Reproduce the listing below verbatim.
[LISTED ENTRIES — start]
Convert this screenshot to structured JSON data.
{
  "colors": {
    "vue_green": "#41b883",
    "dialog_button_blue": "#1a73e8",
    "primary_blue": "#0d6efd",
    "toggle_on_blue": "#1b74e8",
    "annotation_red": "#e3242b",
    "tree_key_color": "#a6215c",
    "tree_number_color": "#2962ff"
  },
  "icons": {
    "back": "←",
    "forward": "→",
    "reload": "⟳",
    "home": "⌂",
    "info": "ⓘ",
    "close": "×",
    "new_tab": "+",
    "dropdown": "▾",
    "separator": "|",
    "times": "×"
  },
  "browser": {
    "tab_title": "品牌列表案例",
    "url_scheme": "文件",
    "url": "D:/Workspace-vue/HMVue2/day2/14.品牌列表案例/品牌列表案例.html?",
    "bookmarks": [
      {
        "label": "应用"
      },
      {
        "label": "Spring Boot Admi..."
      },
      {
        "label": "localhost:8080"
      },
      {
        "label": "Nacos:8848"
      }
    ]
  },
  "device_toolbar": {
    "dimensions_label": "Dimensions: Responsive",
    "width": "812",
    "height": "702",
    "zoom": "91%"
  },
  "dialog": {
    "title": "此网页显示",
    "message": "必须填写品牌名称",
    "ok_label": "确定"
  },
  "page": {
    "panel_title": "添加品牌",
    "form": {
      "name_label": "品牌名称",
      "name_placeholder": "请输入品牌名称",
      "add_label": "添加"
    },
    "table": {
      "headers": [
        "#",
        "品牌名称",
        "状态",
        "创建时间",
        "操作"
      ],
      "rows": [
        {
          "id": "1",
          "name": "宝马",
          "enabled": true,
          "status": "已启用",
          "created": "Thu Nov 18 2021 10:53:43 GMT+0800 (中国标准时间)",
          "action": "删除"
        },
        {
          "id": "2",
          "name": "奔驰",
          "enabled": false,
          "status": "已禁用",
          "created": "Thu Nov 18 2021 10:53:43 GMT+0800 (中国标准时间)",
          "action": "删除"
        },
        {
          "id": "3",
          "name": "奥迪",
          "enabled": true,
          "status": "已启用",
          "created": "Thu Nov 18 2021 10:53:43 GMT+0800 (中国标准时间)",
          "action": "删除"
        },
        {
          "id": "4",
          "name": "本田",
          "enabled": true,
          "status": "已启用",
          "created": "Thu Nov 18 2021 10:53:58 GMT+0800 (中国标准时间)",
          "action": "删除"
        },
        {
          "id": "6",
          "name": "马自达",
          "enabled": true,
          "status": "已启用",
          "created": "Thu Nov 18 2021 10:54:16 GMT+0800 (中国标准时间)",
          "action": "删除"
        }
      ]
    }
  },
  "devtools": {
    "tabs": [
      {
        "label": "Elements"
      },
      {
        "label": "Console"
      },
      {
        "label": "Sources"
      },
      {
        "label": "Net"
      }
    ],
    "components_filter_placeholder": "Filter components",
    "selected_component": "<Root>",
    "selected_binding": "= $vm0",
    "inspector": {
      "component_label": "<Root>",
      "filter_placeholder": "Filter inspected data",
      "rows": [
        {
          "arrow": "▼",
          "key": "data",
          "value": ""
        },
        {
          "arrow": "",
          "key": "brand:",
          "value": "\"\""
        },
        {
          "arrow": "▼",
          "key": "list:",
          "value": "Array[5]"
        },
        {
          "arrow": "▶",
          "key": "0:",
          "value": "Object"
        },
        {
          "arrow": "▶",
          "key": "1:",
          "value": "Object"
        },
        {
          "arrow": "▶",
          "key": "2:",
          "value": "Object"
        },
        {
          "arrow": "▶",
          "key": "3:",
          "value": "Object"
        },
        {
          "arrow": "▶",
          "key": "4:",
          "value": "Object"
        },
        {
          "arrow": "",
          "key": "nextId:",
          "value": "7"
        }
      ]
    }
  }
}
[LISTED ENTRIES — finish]
## SOLVED EXERCISE
Convert this screenshot to structured JSON data.
{
  "colors": {
    "vue_green": "#41b883",
    "dialog_button_blue": "#1a73e8",
    "primary_blue": "#0d6efd",
    "toggle_on_blue": "#1b74e8",
    "annotation_red": "#e3242b",
    "tree_key_color": "#a6215c",
    "tree_number_color": "#2962ff"
  },
  "icons": {
    "back": "←",
    "forward": "→",
    "reload": "⟳",
    "home": "⌂",
    "info": "ⓘ",
    "close": "×",
    "new_tab": "+",
    "dropdown": "▾",
    "separator": "|",
    "times": "×"
  },
  "browser": {
    "tab_title": "品牌列表案例",
    "url_scheme": "文件",
    "url": "D:/Workspace-vue/HMVue2/day2/14.品牌列表案例/品牌列表案例.html?",
    "bookmarks": [
      {
        "label": "应用"
      },
      {
        "label": "Spring Boot Admi..."
      },
      {
        "label": "localhost:8080"
      },
      {
        "label": "Nacos:8848"
      }
    ]
  },
  "device_toolbar": {
    "dimensions_label": "Dimensions: Responsive",
    "width": "812",
    "height": "702",
    "zoom": "91%"
  },
  "dialog": {
    "title": "此网页显示",
    "message": "必须填写品牌名称",
    "ok_label": "确定"
  },
  "page": {
    "panel_title": "添加品牌",
    "form": {
      "name_label": "品牌名称",
      "name_placeholder": "请输入品牌名称",
      "add_label": "添加"
    },
    "table": {
      "headers": [
        "#",
        "品牌名称",
        "状态",
        "创建时间",
        "操作"
      ],
      "rows": [
        {
          "id": "1",
          "name": "宝马",
          "enabled": true,
          "status": "已启用",
          "created": "Thu Nov 18 2021 10:53:43 GMT+0800 (中国标准时间)",
          "action": "删除"
        },
        {
          "id": "2",
          "name": "奔驰",
          "enabled": false,
          "status": "已禁用",
          "created": "Thu Nov 18 2021 10:53:43 GMT+0800 (中国标准时间)",
          "action": "删除"
        },
        {
          "id": "3",
          "name": "奥迪",
          "enabled": true,
          "status": "已启用",
          "created": "Thu Nov 18 2021 10:53:43 GMT+0800 (中国标准时间)",
          "action": "删除"
        },
        {
          "id": "4",
          "name": "本田",
          "enabled": true,
          "status": "已启用",
          "created": "Thu Nov 18 2021 10:53:58 GMT+0800 (中国标准时间)",
          "action": "删除"
        },
        {
          "id": "6",
          "name": "马自达",
          "enabled": true,
          "status": "已启用",
          "created": "Thu Nov 18 2021 10:54:16 GMT+0800 (中国标准时间)",
          "action": "删除"
        }
      ]
    }
  },
  "devtools": {
    "tabs": [
      {
        "label": "Elements"
      },
      {
        "label": "Console"
      },
      {
        "label": "Sources"
      },
      {
        "label": "Net"
      }
    ],
    "components_filter_placeholder": "Filter components",
    "selected_component": "<Root>",
    "selected_binding": "= $vm0",
    "inspector": {
      "component_label": "<Root>",
      "filter_placeholder": "Filter inspected data",
      "rows": [
        {
          "arrow": "▼",
          "key": "data",
          "value": ""
        },
        {
          "arrow": "",
          "key": "brand:",
          "value": "\"\""
        },
        {
          "arrow": "▼",
          "key": "list:",
          "value": "Array[5]"
        },
        {
          "arrow": "▶",
          "key": "0:",
          "value": "Object"
        },
        {
          "arrow": "▶",
          "key": "1:",
          "value": "Object"
        },
        {
          "arrow": "▶",
          "key": "2:",
          "value": "Object"
        },
        {
          "arrow": "▶",
          "key": "3:",
          "value": "Object"
        },
        {
          "arrow": "▶",
          "key": "4:",
          "value": "Object"
        },
        {
          "arrow": "",
          "key": "nextId:",
          "value": "7"
        }
      ]
    }
  }
}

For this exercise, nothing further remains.